**Work order:**
Among the records, which lines include "icon"? List them.

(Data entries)
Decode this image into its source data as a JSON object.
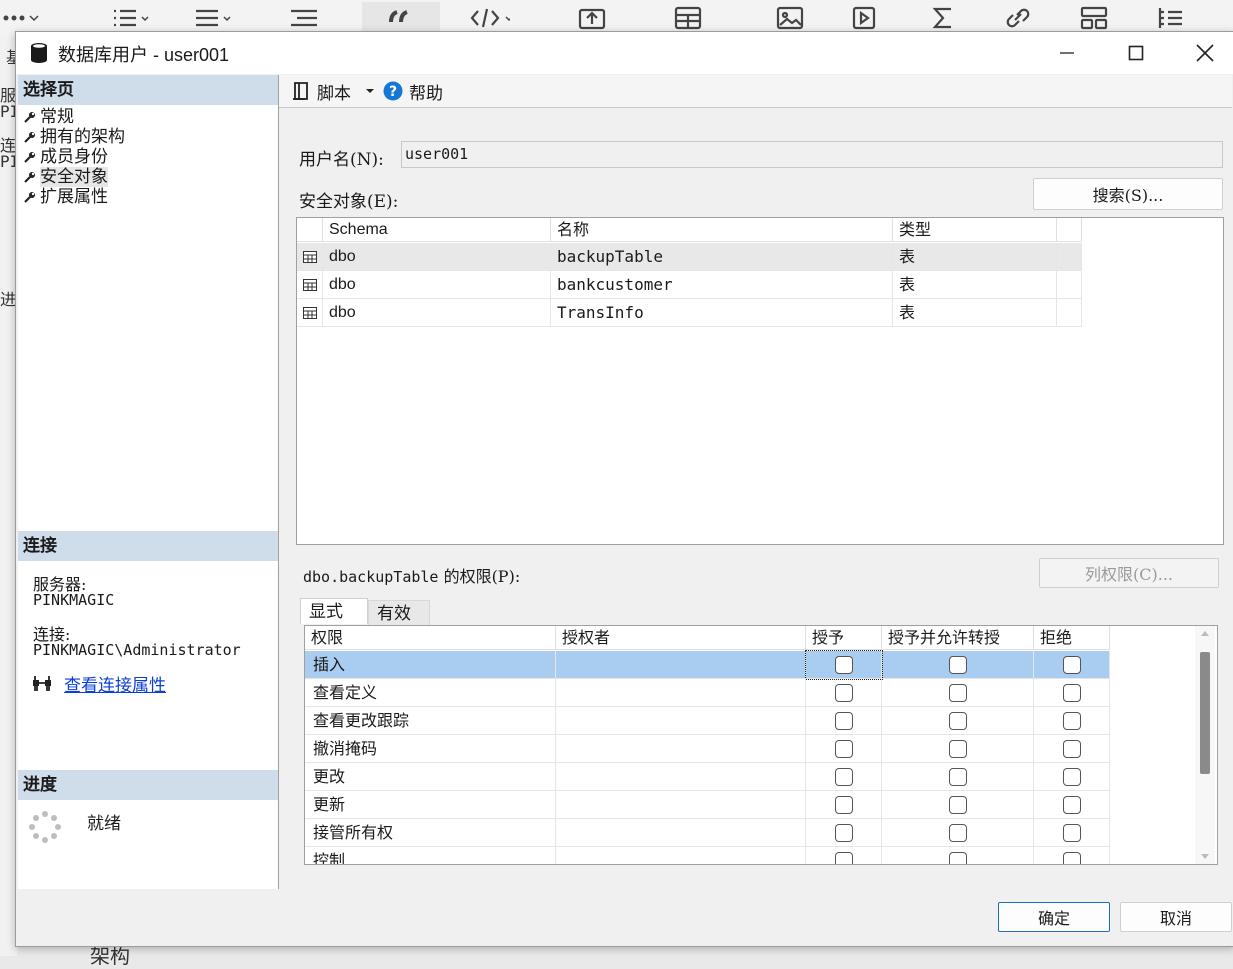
{
  "background": {
    "frag_1": "基",
    "frag_2": "服",
    "frag_3": "PI",
    "frag_4": "连",
    "frag_5": "PI",
    "frag_6": "进",
    "frag_7": "架构"
  },
  "dialog": {
    "title": "数据库用户 - user001",
    "controls": {
      "minimize": "minimize-icon",
      "maximize": "maximize-icon",
      "close": "close-icon"
    }
  },
  "left": {
    "select_page_header": "选择页",
    "nav_items": [
      "常规",
      "拥有的架构",
      "成员身份",
      "安全对象",
      "扩展属性"
    ],
    "selected_index": 3,
    "connection_header": "连接",
    "server_label": "服务器:",
    "server_value": "PINKMAGIC",
    "connection_label": "连接:",
    "connection_value": "PINKMAGIC\\Administrator",
    "view_link": "查看连接属性",
    "progress_header": "进度",
    "progress_status": "就绪"
  },
  "toolbar": {
    "script_label": "脚本",
    "help_label": "帮助"
  },
  "form": {
    "username_label": "用户名(N):",
    "username_value": "user001",
    "securables_label": "安全对象(E):",
    "search_button": "搜索(S)..."
  },
  "objects": {
    "columns": [
      "Schema",
      "名称",
      "类型"
    ],
    "rows": [
      {
        "schema": "dbo",
        "name": "backupTable",
        "type": "表"
      },
      {
        "schema": "dbo",
        "name": "bankcustomer",
        "type": "表"
      },
      {
        "schema": "dbo",
        "name": "TransInfo",
        "type": "表"
      }
    ],
    "selected_row": 0
  },
  "permissions": {
    "label_object": "dbo.backupTable",
    "label_suffix": "的权限(P):",
    "column_perms_button": "列权限(C)...",
    "tabs": [
      "显式",
      "有效"
    ],
    "active_tab": 0,
    "columns": [
      "权限",
      "授权者",
      "授予",
      "授予并允许转授",
      "拒绝"
    ],
    "rows": [
      {
        "perm": "插入",
        "grantor": "",
        "grant": false,
        "with_grant": false,
        "deny": false
      },
      {
        "perm": "查看定义",
        "grantor": "",
        "grant": false,
        "with_grant": false,
        "deny": false
      },
      {
        "perm": "查看更改跟踪",
        "grantor": "",
        "grant": false,
        "with_grant": false,
        "deny": false
      },
      {
        "perm": "撤消掩码",
        "grantor": "",
        "grant": false,
        "with_grant": false,
        "deny": false
      },
      {
        "perm": "更改",
        "grantor": "",
        "grant": false,
        "with_grant": false,
        "deny": false
      },
      {
        "perm": "更新",
        "grantor": "",
        "grant": false,
        "with_grant": false,
        "deny": false
      },
      {
        "perm": "接管所有权",
        "grantor": "",
        "grant": false,
        "with_grant": false,
        "deny": false
      },
      {
        "perm": "控制",
        "grantor": "",
        "grant": false,
        "with_grant": false,
        "deny": false
      }
    ],
    "selected_row": 0
  },
  "footer": {
    "ok": "确定",
    "cancel": "取消"
  },
  "colors": {
    "section_header": "#cfdcea",
    "selection": "#a9cdf0",
    "link": "#0b3fd6"
  }
}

**Answer:**
      "minimize": "minimize-icon",
      "maximize": "maximize-icon",
      "close": "close-icon"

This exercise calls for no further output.